Achilles942: Since David Stove brought up the theory of inclusive fitness (or kin selection), it might be worthwhile reflecting for a moment on why this theory was introduced in the first place, as well as its ramifications for falsification in science.
Let's remind ourselves first of claims typically made by defenders of Darwinian, or neo-Darwinian, theory:
C1: "The theory fits all the facts; no exceptions"
C2: "A theory is clung to only for so long as it is consonant with the facts/evidence. As soon as theory conflicts with facts/evidence, it has been falsified and must be abandoned."
Now back to ToE, the theory of evolution (or at least one version thereof)...
In its original, unadulterated form, with a species-wide, constant, ruthless struggle of all against all, survival of the fittest and all that, with selection acting on individual organisms, the existence of altruism presented an immediate and obvious objection to the theory, namely, there should be none.
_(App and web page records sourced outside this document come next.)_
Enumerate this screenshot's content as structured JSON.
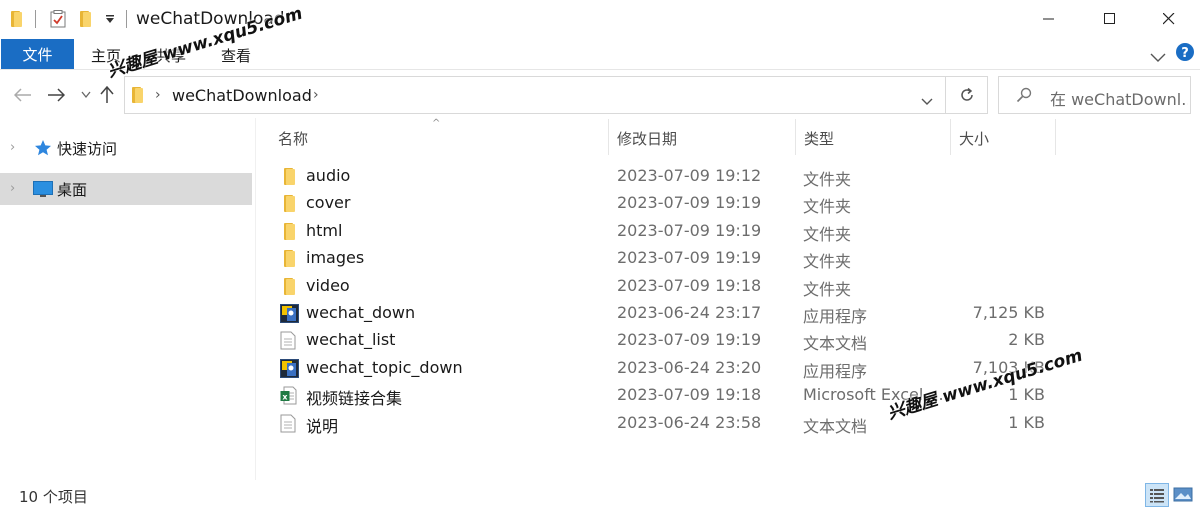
{
  "window": {
    "title": "weChatDownload"
  },
  "ribbon": {
    "file_tab": "文件",
    "tabs": [
      "主页",
      "共享",
      "查看"
    ]
  },
  "address": {
    "path": "weChatDownload",
    "search_placeholder": "在 weChatDownl..."
  },
  "nav": {
    "items": [
      {
        "label": "快速访问",
        "icon": "star-icon"
      },
      {
        "label": "桌面",
        "icon": "desktop-icon"
      }
    ]
  },
  "columns": {
    "name": "名称",
    "date": "修改日期",
    "type": "类型",
    "size": "大小"
  },
  "files": [
    {
      "name": "audio",
      "date": "2023-07-09 19:12",
      "type": "文件夹",
      "size": "",
      "icon": "folder-icon"
    },
    {
      "name": "cover",
      "date": "2023-07-09 19:19",
      "type": "文件夹",
      "size": "",
      "icon": "folder-icon"
    },
    {
      "name": "html",
      "date": "2023-07-09 19:19",
      "type": "文件夹",
      "size": "",
      "icon": "folder-icon"
    },
    {
      "name": "images",
      "date": "2023-07-09 19:19",
      "type": "文件夹",
      "size": "",
      "icon": "folder-icon"
    },
    {
      "name": "video",
      "date": "2023-07-09 19:18",
      "type": "文件夹",
      "size": "",
      "icon": "folder-icon"
    },
    {
      "name": "wechat_down",
      "date": "2023-06-24 23:17",
      "type": "应用程序",
      "size": "7,125 KB",
      "icon": "app-icon"
    },
    {
      "name": "wechat_list",
      "date": "2023-07-09 19:19",
      "type": "文本文档",
      "size": "2 KB",
      "icon": "text-file-icon"
    },
    {
      "name": "wechat_topic_down",
      "date": "2023-06-24 23:20",
      "type": "应用程序",
      "size": "7,103 KB",
      "icon": "app-icon"
    },
    {
      "name": "视频链接合集",
      "date": "2023-07-09 19:18",
      "type": "Microsoft Excel ...",
      "size": "1 KB",
      "icon": "excel-icon"
    },
    {
      "name": "说明",
      "date": "2023-06-24 23:58",
      "type": "文本文档",
      "size": "1 KB",
      "icon": "text-file-icon"
    }
  ],
  "status": {
    "item_count": "10 个项目"
  },
  "watermark": {
    "text": "兴趣屋 www.xqu5.com"
  },
  "colors": {
    "accent": "#1a6dc4",
    "folder": "#f9d46b",
    "selected": "#dadada"
  }
}
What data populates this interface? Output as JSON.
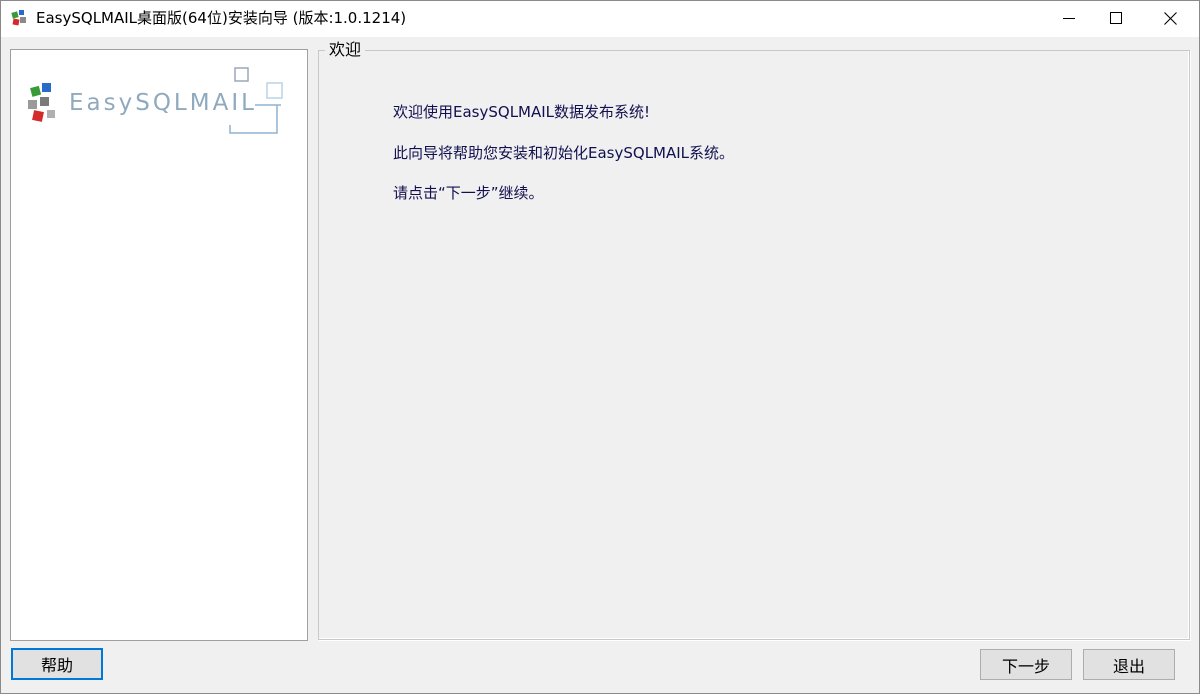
{
  "window": {
    "title": "EasySQLMAIL桌面版(64位)安装向导 (版本:1.0.1214)",
    "icon": "app-icon",
    "controls": [
      "minimize-icon",
      "maximize-icon",
      "close-icon"
    ]
  },
  "left_panel": {
    "logo_text": "EasySQLMAIL"
  },
  "welcome": {
    "group_title": "欢迎",
    "line1": "欢迎使用EasySQLMAIL数据发布系统!",
    "line2": "此向导将帮助您安装和初始化EasySQLMAIL系统。",
    "line3": "请点击“下一步”继续。"
  },
  "buttons": {
    "help": "帮助",
    "next": "下一步",
    "exit": "退出"
  },
  "colors": {
    "text_accent": "#101050",
    "default_button_border": "#0078d7",
    "logo_text": "#8fa9bf"
  }
}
It's an objection that, needless to say, Darwin himself was well aware of.
Or, at the very least, whenever altruism dared to make an appearance, it should be immediately eradicated through the merciless winnowing of natural selection.
But the existence of altruism in many species, not least of all our own, is an obvious and incontrovertible fact.
Here, then, we have yet another case where facts -- or "observation" or "evidence" if you prefer -- are, prima facie, at odds with theory.
(I emphasize "prima facie" since, as I tried to make clear in the OP, rarely if ever in science does a situation arise where evidence flat out contradicts a theory. Appeal can always be made to "hidden variables", "unrecognized processes", etc.)
C1 above already begins to look less than convincing.
What to do, then? Well, here are some options for the scientist:
O1: In accordance with C2 and Sir Karl Popper's strictures, declare the theory falsified and reject it.
O2: Do nothing. Ignore the awkward evidence, perhaps hoping that someone smarter than oneself can come up with a patch. This is not at all unlike the state of many religious people who feel uncomfortable with the existence of both a benevolent God and so much evil in the world, yet continue to cling to their faith nonetheless.
O3: Find some way to reconcile the embarrassing (cf. "falsifying" ) evidence with theory -- exactly as Thomas Kuhn tells us is the main occupation of "normal science". In other words, put a patch on the puncture.
I know of no Darwinian who has ever chosen the path of O1, in this particular case, or any other similar case.
O2 is common enough in science as a whole.
As for O3... enter the theory of inclusive fitness.
Moral of the story once again is: theory being at odds with evidence is a run-of-the-mill phenomenon in science. Given that there is no such thing as a logical refutation in such matters, a judgement call has to be made between -- apart from doing nothing -- declaring the theory to be false, or doing everything in one's power to PREVENT a cherished theory from being falsified.
No prizes for guessing which route is almost invariably taken.